The Extreme Games was shortened to the X Games in early 1996 to encourage better branding opportunities and simpler translation for foreign audiences. During the 1996 Summer X Games, ESPN announced the first Winter X Games at Snow Summit in Big Bear. The event would showcase snowboarding, ice climbing, snow mountain bike racing, super-modified shovel racing and more. In January 1997, the first Winter X Games was televised in 198 countries. There were more than 38,000 spectators. Some standout moments include Barrett Christy winning gold in both women's slopestyle and big air. Shaun Palmer took snowboarder X gold and Norway's Daniel Frank won gold in men's slope and silver in halfpipe. Note the halfpipe was literally half the size it is now, 12 feet tall. Most notably Sweden's Jennie Waara swept the podium with gold in snowboarder X, silver in halfpipe and bronze in slopestyle, making her today still the only athlete in win three medals in the same year.


1999 Peter Line – Dana Paul Photo


1999 – Keir Dillon – Dana Paul Photo


1999 – Kevin Jones, Bjorn Leines, Jimi Halopoff Podium – James Lozeau Photo


1999 – Shannon Dunn – James Lozeau


1999 – Leslie Olsen – Eric Lars Bakke Photo


1999 – Big Air – Bakke Photo

Winter X moves to Crested Butte the second and third years adding freeskiing, snowmobile, snowcross and skiboarding to the mix.

Mount Snow, Vermont hosts Winter X in 2000 and 2001. With more than 83,500 spectators in attendance, the crowd is the largest to date. The addition of the superpipe event may have had something to do with it.


2001 – Cheryl Maas – Nate Abbott Photo


2001 – Shannon Dunn


2001 – Jimi Halopoff


2001 – Crowd


2001 – Crowd


2002 – Fans


2002 – Janna Meyen, Tara Dakides, Barrett Christy – Slope Podium

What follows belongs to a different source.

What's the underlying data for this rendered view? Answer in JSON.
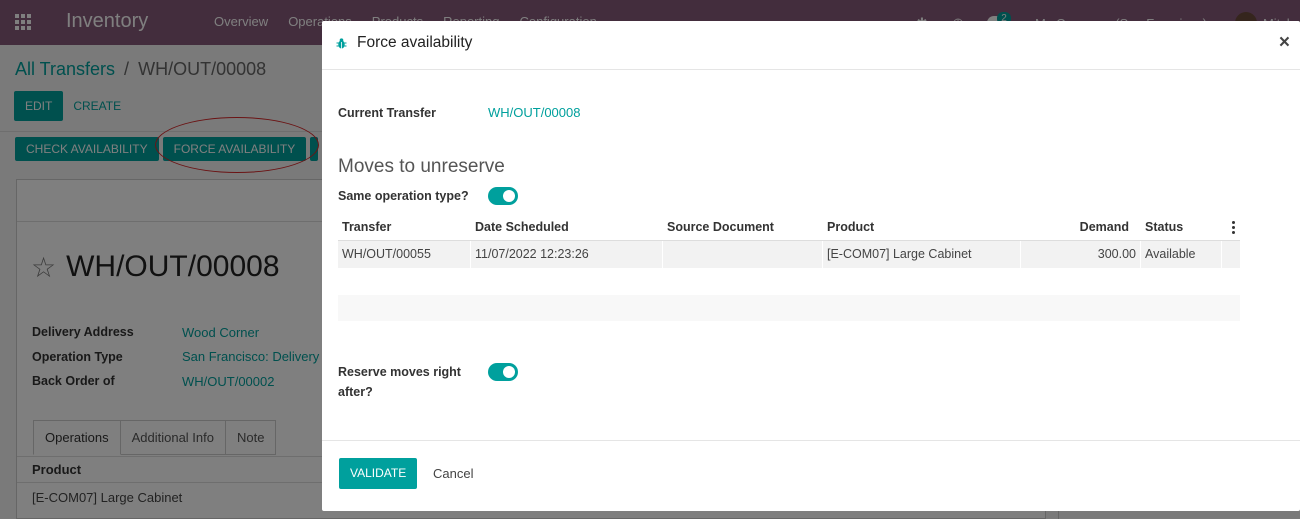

In 2002 Aspen, Colorado takes on a new persona as the venue site for the Games. The hype is big with the onslaught on the first halfpipe event at the Olympics just weeks following in Salt Lake City, Utah. Aspen takes on the honors of hosting the Games every year since. In 2003, The number of spectators rose 12,000 from the year prior, totaling 48,700— a new record in Winter X history. The increase in viewership on the tube also rose 33 percent.


2002 – Shaun White


2002 – Shaun White


2002 – Shaun White, Tarvis Rice, Todd Richards – Slope Podium


2003 – Hana Beaman, Janna Meyen, Lindsey Jacobellis – Slope Podium


2003 – A Young Torah Bright


2003 – Keir Dillon – Shem Roose


2003 – Travis Rice Riding Superpipe? Yep. Embry Rucker Photo.


2003 – White, Jimi Tomer, Jussi Oksanen – Slope Podium

This year marked Aspen's 10th anniversary hosting Winter X. This year may have been the most historical yet with Shaun White taking his fourth consecutive gold in Superpipe, Torstein Horgmo landing the first triple in the Big Air and Kelly Clark landing the first 1080 in a women's pipe event. Other notables of 2011 include the addition of Snowboard Street and Best Method with Candian Nic Suave taking his first Winter gold in street and Lago winning his first gold with his mouth wired shut for best method. On the slopestyle end, rookies swept the men's podium and a rookie beat out two seasoned pros on the women's end as well. Viewership was also its largest yet and Buttermilk Mountain held its biggest crowd to date. Only one question remains: Where can snowboarding go from here?


2004 – Kelly Clark – Nate Abbott


2004 – Tara Dakides – Nate Abbott Photo


2004 – Kazu Kokubo – Markus Paulsen Photo


2004 – Marius Otterstad – Nate Abbott


2004 – Marie-France Roy – Nate Abbott Photo